Take Control of your Mac’s Startup Process
Starting up your Mac is usually just a matter of pressing the power button and waiting for the login screen or the desktop to appear. But once in a while, you might want something different to happen when you start your Mac.
Startup Key Shortcuts
Using startup key shortcuts allows you to change the default behavior of your Mac when starting up. You can enter special modes, such as Safe mode or Single-User mode, both of which are special troubleshooting environments.
Or you can use startup shortcuts to select a boot device other than the default startup drive you usually use. Of course, there are many other startup shortcuts, and we’ve gathered them all here.
Using a Wired Keyboard
if you’re using a wired keyboard, you should use the keyboard shortcut combinations immediately after pressing the Mac’s power switch, or, if you used the Restart command, after the Mac’s power light goes out or the display goes black.
If you’re having problems with your Mac and are using the startup keyboard shortcuts to assist in troubleshooting, I strongly recommend using a wired keyboard to eliminate any Bluetooth problems that may prevent the Mac from recognizing the use of keyboard shortcuts. Any USB keyboard will work in this role; it doesn’t need to be an Apple keyboard. If you’re using a Windows keyboard, the article Windows Keyboard Equivalents for the Mac’s Special Keys can be helpful in figuring out the proper keys to use.
Using a Wireless Keyboard
If you’re using a wireless keyboard, wait until you hear the startup sound, then immediately use the keyboard shortcut. If you hold down a key on your wireless keyboard before you hear the startup chimes, your Mac won’t correctly register the key you’re holding down, and will likely boot up normally.
- Hold the ‘x’ key during startup. This will force the Mac to boot from OS X or macOS, no matter which disk is specified as the startup disk. You may find this useful if you have your Mac set to boot to a non-Mac OS volume, such as Windows or Linux. In some cases, an alternate OS may prevent the Mac’s normal boot manager from running.
- Hold the ‘c’ key during startup to boot from a bootable CD or DVD, or USB Flash drive. If you have created a bootable Mac OS installer on a flash drive, this is an easy way to boot from the installer.
- Hold the ‘n’ key during startup to boot from a networked computer that has a NetBoot volume. NetBoot volumes can be created with OS X or macOS Server, allowing you to boot from, install the Mac OS, or restore the Mac OS from the server on your local network.
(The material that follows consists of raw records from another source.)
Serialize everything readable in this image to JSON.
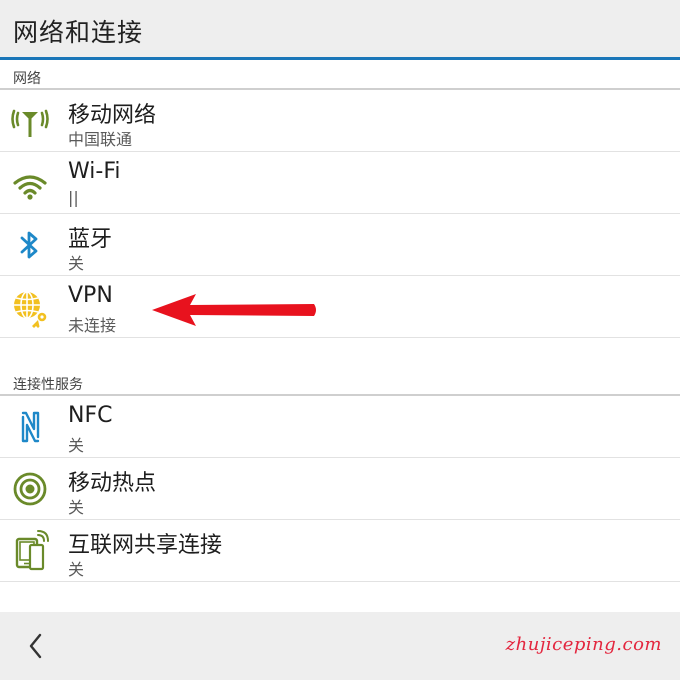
{
  "header": {
    "title": "网络和连接"
  },
  "sections": [
    {
      "title": "网络",
      "items": [
        {
          "label": "移动网络",
          "sub": "中国联通",
          "icon": "cellular-antenna-icon"
        },
        {
          "label": "Wi-Fi",
          "sub": "||",
          "icon": "wifi-icon"
        },
        {
          "label": "蓝牙",
          "sub": "关",
          "icon": "bluetooth-icon"
        },
        {
          "label": "VPN",
          "sub": "未连接",
          "icon": "vpn-globe-key-icon"
        }
      ]
    },
    {
      "title": "连接性服务",
      "items": [
        {
          "label": "NFC",
          "sub": "关",
          "icon": "nfc-icon"
        },
        {
          "label": "移动热点",
          "sub": "关",
          "icon": "hotspot-icon"
        },
        {
          "label": "互联网共享连接",
          "sub": "关",
          "icon": "tethering-icon"
        }
      ]
    }
  ],
  "footer": {
    "watermark": "zhujiceping.com"
  },
  "colors": {
    "accent": "#1a76b8",
    "icon_green": "#6a8a2a",
    "bluetooth_blue": "#1e88c8",
    "vpn_yellow": "#f2c020",
    "arrow_red": "#e8121e"
  }
}
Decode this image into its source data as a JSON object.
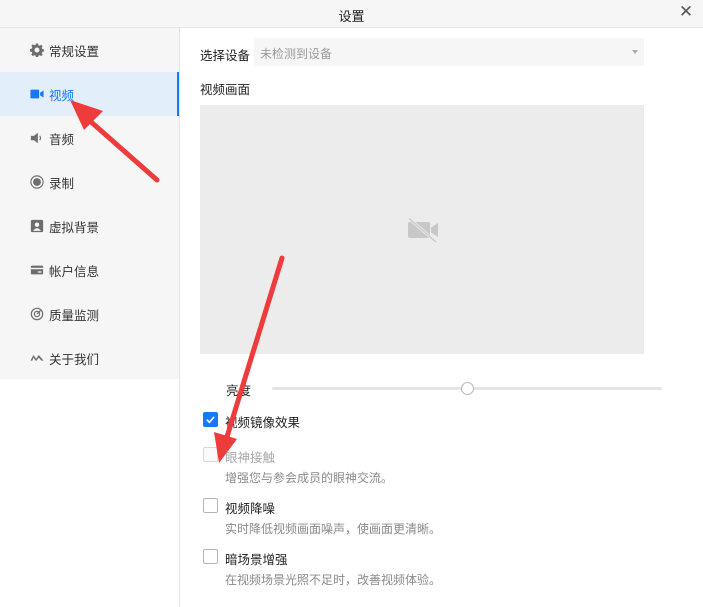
{
  "window": {
    "title": "设置"
  },
  "sidebar": {
    "items": [
      {
        "label": "常规设置",
        "icon": "gear-icon",
        "active": false
      },
      {
        "label": "视频",
        "icon": "video-camera-icon",
        "active": true
      },
      {
        "label": "音频",
        "icon": "speaker-icon",
        "active": false
      },
      {
        "label": "录制",
        "icon": "record-icon",
        "active": false
      },
      {
        "label": "虚拟背景",
        "icon": "portrait-icon",
        "active": false
      },
      {
        "label": "帐户信息",
        "icon": "card-icon",
        "active": false
      },
      {
        "label": "质量监测",
        "icon": "gauge-icon",
        "active": false
      },
      {
        "label": "关于我们",
        "icon": "logo-icon",
        "active": false
      }
    ]
  },
  "video": {
    "device_label": "选择设备",
    "device_value": "未检测到设备",
    "preview_label": "视频画面",
    "brightness_label": "亮度",
    "brightness_level": 0.5,
    "options": [
      {
        "label": "视频镜像效果",
        "desc": "",
        "checked": true,
        "disabled": false
      },
      {
        "label": "眼神接触",
        "desc": "增强您与参会成员的眼神交流。",
        "checked": false,
        "disabled": true
      },
      {
        "label": "视频降噪",
        "desc": "实时降低视频画面噪声，使画面更清晰。",
        "checked": false,
        "disabled": false
      },
      {
        "label": "暗场景增强",
        "desc": "在视频场景光照不足时，改善视频体验。",
        "checked": false,
        "disabled": false
      }
    ]
  },
  "colors": {
    "accent": "#1677ff",
    "annotation_arrow": "#ee3b3b"
  }
}
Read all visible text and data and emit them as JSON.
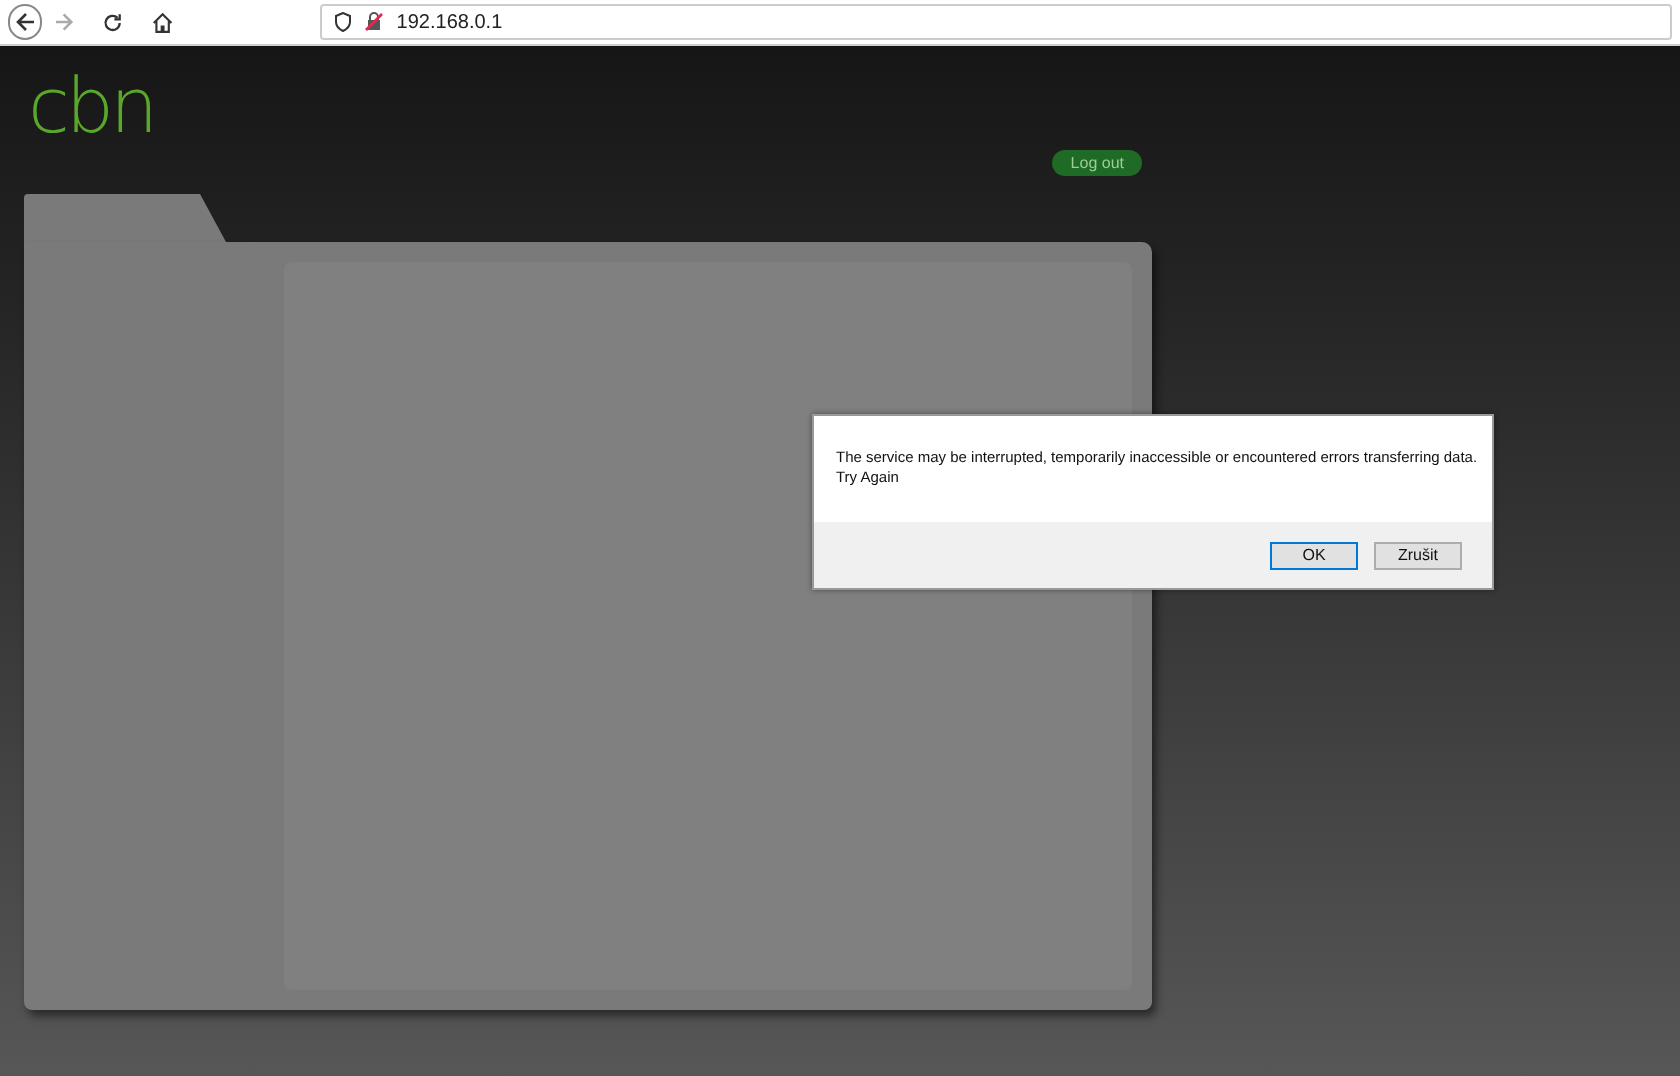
{
  "browser": {
    "address": "192.168.0.1",
    "back_enabled": true,
    "forward_enabled": false
  },
  "logo": {
    "text": "cbn"
  },
  "logout_button": {
    "label": "Log out"
  },
  "dialog": {
    "message": "The service may be interrupted, temporarily inaccessible or encountered errors transferring data.",
    "retry": "Try Again",
    "buttons": [
      {
        "label": "OK",
        "default": true
      },
      {
        "label": "Zrušit",
        "default": false
      }
    ]
  }
}
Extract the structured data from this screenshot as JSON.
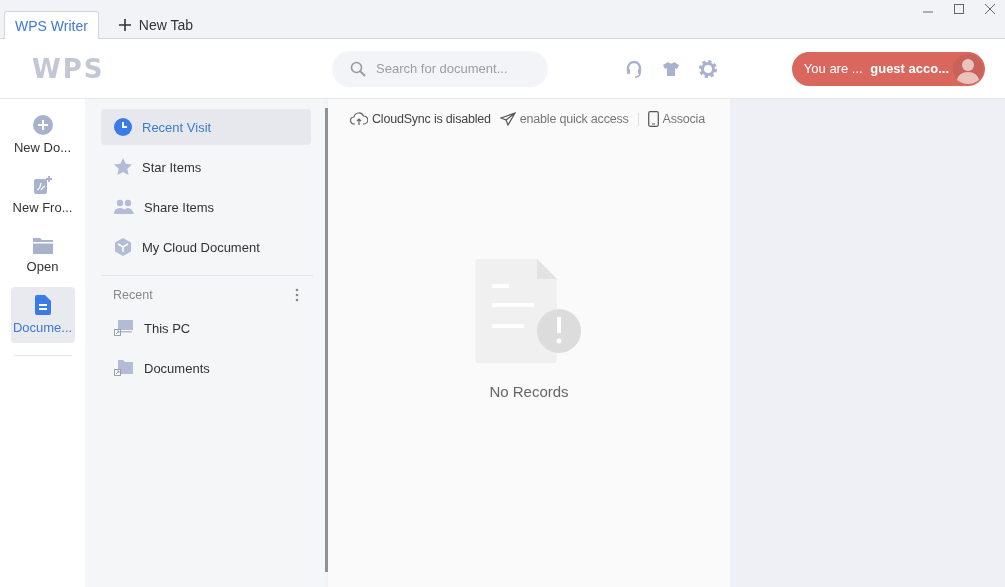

- Hold the option + ‘n’ key to boot from the NetBoot default startup volume.
- Hold the ‘t’ key during startup to boot in Target Disk Mode. This mode lets you use any Mac with a FireWire or Thunderbolt port as the source for your bootup system.
- Hold the ‘d’ key during startup. Boot up using the AHT (Apple Hardware Test), or Apple Diagnostics.
- Hold the option + ‘d’ key during startup. Boot up using the AHT over the Internet, or Apple Diagnostics over the Internet.
- Hold the option key during startup. The Mac OS startup manager will appear, allowing you to select a disk to boot from. The startup manager will search all of the volumes connected to your Mac and display those that have a bootable operating system available on them.
- Hold the shift key during startup. This will boot your computer in Safe Mode. Safe Mode disables login items and non-essential kernel extensions from starting up.
- Hold the command (⌘) + r keys during startup. This will cause your Mac to use the Recovery HD partition, which will allow you to restore the Mac OS, or use various utilities to troubleshoot your Mac.
- Hold the Command (⌘) + Option + ‘r’ during startup. Your Mac will boot from the Internet using Apple servers. A specialized version of the Mac OS will be run that includes a small suite of utilities, including Disk Utility, and the ability to download and install the Mac OS, or to restore from a Time Machine backup
- Hold Command (⌘) + ‘v’ during startup The command key is the key with the cloverleaf symbol. This shortcut will boot your Mac in Verbose Mode, with a descriptive text sent to the display during the startup process.
- Hold Command (⌘) + ‘s’ during startup. This shortcut will boot your Mac in Single-User Mode, a special mode used for troubleshooting and repairing complex hard drive issues.
- Hold down the mouse’s primary key during startup. On a two- or three-button mouse, the primary key is usually the left button. This shortcut will eject a CD or DVD from the optical drive.
- Hold Command (⌘) + Option + ‘p’ + ‘r’ during startup. This zaps the PRAM(Parameter RAM), an option that long-time Mac users will remember. Press and hold the key combination until you hear the second set of chimes. Zapping the PRAM returns it to its default configuration for display and video settings, time and date settings, speaker volume, and DVD region settings.